adding hot iron.
• Mg vapour rises through melt,
removing sulphur.
Properties

• Strength higher than grey cast iron


• Ductility up to 6% as cast or 20%
annealed
• Low cost
– Simple manufacturing process makes
complex shapes
• Machineability better than steel
Applications

• Automotive industry 55% of ductile


iron in USA
– Crankshafts, front wheel spindle
supports, steering knuckles, disc
brake callipers
• Pipe and pipe fittings (joined by
welding)
Malleable iron

• Graphite in nodular form


• Produced by heat treatment of
white cast iron
• Graphite nodules are irregular
clusters
• Similar properties to ductile iron
• See AS1832
Microstructure

• Uniformly dispersed graphite

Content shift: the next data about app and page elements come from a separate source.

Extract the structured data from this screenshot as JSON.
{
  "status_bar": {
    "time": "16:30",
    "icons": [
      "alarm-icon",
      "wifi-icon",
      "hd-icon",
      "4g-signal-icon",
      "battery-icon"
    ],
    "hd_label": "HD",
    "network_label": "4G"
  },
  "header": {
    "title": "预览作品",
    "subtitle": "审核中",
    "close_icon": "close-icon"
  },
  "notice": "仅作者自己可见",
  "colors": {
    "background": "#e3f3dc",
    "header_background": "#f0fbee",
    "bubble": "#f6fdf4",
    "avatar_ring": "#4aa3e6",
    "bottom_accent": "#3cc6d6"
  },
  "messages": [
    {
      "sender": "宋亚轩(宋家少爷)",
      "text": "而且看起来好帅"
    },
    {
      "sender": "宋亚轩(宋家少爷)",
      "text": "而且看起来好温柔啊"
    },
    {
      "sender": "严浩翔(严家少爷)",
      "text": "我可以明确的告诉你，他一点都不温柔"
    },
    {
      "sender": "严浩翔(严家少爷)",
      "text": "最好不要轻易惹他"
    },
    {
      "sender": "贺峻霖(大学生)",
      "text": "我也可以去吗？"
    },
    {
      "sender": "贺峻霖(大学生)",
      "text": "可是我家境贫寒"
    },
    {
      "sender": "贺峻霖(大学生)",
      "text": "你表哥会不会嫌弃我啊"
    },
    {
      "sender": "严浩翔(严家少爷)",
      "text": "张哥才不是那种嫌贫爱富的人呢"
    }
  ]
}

• Ferrite, pearlite or tempered martensite
matrix
• Ferritic castings require 2 stage anneal.
• Pearlitic castings - 1st stage only
Annealing treatments
• Ferritic malleable iron
– Depends on C and Si
– 1st stage 2 to 36 hours at 940˚C in a controlled
atmosphere
– Cool rapidly to 750˚C & hold for 1 to 6 hours
• For pearlitic malleable iron
– Similar 1st stage above (2 - 36 h at 940˚C)
– Cool to 870˚C slowly, then air cool & temper to
specification
• Harden and temper pearlitic iron for
martensitic castings
Properties

• Similar to ductile iron


• Good shock resistance
• Good ductility
• Good machineability
Applications
• Similar applications to ductile iron
• Malleable iron is better for thinner castings
• Ductile iron better for thicker castings >40mm
• Vehicle components
– Power trains, frames, suspensions and wheels
– Steering components, transmission and differential
parts, connecting rods
• Railway components
• Pipe fittings AS3673
Effects of alloy elements

• Promote graphite (Si, Ni)


• Promote carbides (Cr)
• Affect matrix microstructure
– Ferrite, pearlite, martensite or
austenite
• Corrosion resistance (Cr)
Increasing carbon

• Increases depth of chill in chilled


iron
• Increases hardness
• Increases brittleness
• Promotes graphite during
solidification
Increasing silicon

• Lowers carbon content of eutectic


• Promotes graphite on solidification
– Reduces depth of chill
• Negative effect on hardenability
– Promotes pearlite over martensite
• Raises Ms if martensite forms
• Can improve resistance to scaling
at high temperature
Manganese and sulphur

• Each alone increases depth of chill


• Together reduces effect of other
(MnS)
• Mn in excess scavenges S and
stabilises austenite
• Solid solution strengthener of
ferrite / pearlite
• Sulphur lowers abrasion resistance
Phosphorus

• Mild graphitiser
– Reduces chill depth
– Considered detrimental in alloy cast
irons
Chromium

• Main uses:
– Forms carbides
– Gives corrosion resistance
– High temperature stability
• Up to 3% - no effect on
hardenability
• More than 10% - M7C3 carbides
stronger and tougher than M3C
Nickel

• Promotes graphite
• Increases strength of pearlite
• Increases hardenability
– 2.5 to 4.5% Ni-Hard irons
• Stabilises austenite
– Over 6.5%